Scott Levine, a director at PwC in New York and part of the financial services digital capital markets consulting team, agrees. “It doesn’t matter what advanced technology a bank wants to use, it’s no good unless proper data management and governance are in place. There has to be a standardised taxonomy across the bank so the data can be complete and accurate for advanced technology to be applied.” This, even more pressingly than making decisions about the types of technology on offer, leads the list of important questions to be answered at leading banks.
Still early days
It might be assumed that most banks in the tier one space are at broadly the same stage of evolution with their systems and their management of data; this would be a false assumption. Technology consultants – who see the whole gamut of banks – agree that each institution is at a different stage of development than even its closest peers.
Sam Regan, global lead for Accenture’s regulatory remediation and compliance transformation group in London, notes: “Even tier one firms vary. They’re at different stages of the journey. Some are very advanced and some have barely started yet because it hasn’t been their number one priority.”
According to one senior risk officer at a major tier one firm, IT specialists are still not always justly respected within banks. In part, this is because technology has moved beyond the java era, during which a lot of people could understand the processes and principles, into one of fiendish complexity. Now you need to be specialist to get to the bottom of how the technology works.
Unfortunately, the increasing sophistication of the role and the greater level of expertise required has not led to a commensurate rise in professional acknowledgement afforded to the specialists, he says. Bankers continue to treat them like utility suppliers.
“They are happy when it works and not happy when it doesn’t, and don’t want to know why. Technology has become like medicine in that you need to be a specialist to understand it. But doctors still get treated with respect and people don’t try to micromanage their prescriptions.
This lack of professional acknowledgement creates friction. Perhaps more worryingly, bankers still think they can understand the front office technology. “A lot of people in the business function do not appreciate the complexity. This is sometime dangerous because they make decisions they don’t understand,” the risk officer concludes.
So, if CEOs of major banks are right and they do now run technology firms with some financial services thrown in, it seems they are still struggling to make sense of this new business model.

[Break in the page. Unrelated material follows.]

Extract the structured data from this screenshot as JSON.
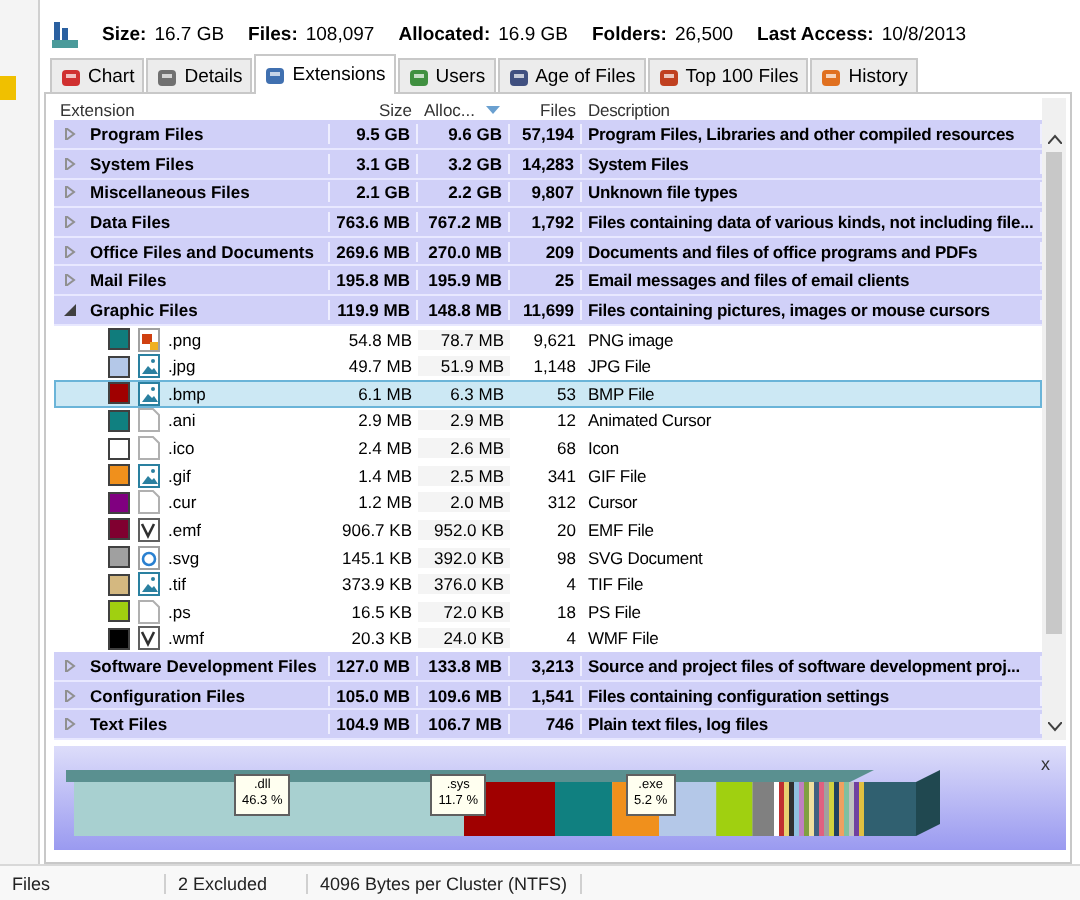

All banks face big decisions about whether to build technology in-house or buy from a vendor. Both routes have something to be said for them, but, according to consultants, it generally makes more sense to build in-house rather than buy off the shelf because every bank is different and one size does not fit all. Even those that do buy from a vendor generally then have to spend time customizing the product to suit the exigencies of their institution.
“We were dealing with eight banks that wanted dashboards,” says Dinnage. “Six built them in-house and two bought from vendors. In time, those who built seemed to be further along the line than those who bought. Buying from a vendor ramps you up quickly, but given the complexity of each bank, you can’t just buy it, plug in and play. Nothing we have seen does this.”
So, banks have bigger and better computers than were dreamed of ten years ago. Without them, the task of a 1st line of defence supervisor would be nigh-on impossible, and, at some stage in the future, they will allow banks to make significant cost savings. But at the moment there are a great many growing pains.
“The amount of data the market has access to far exceeds its ability to do anything useful with it. It’s the challenge of the era and one that is not resolvable any time soon,” concludes Dinnage.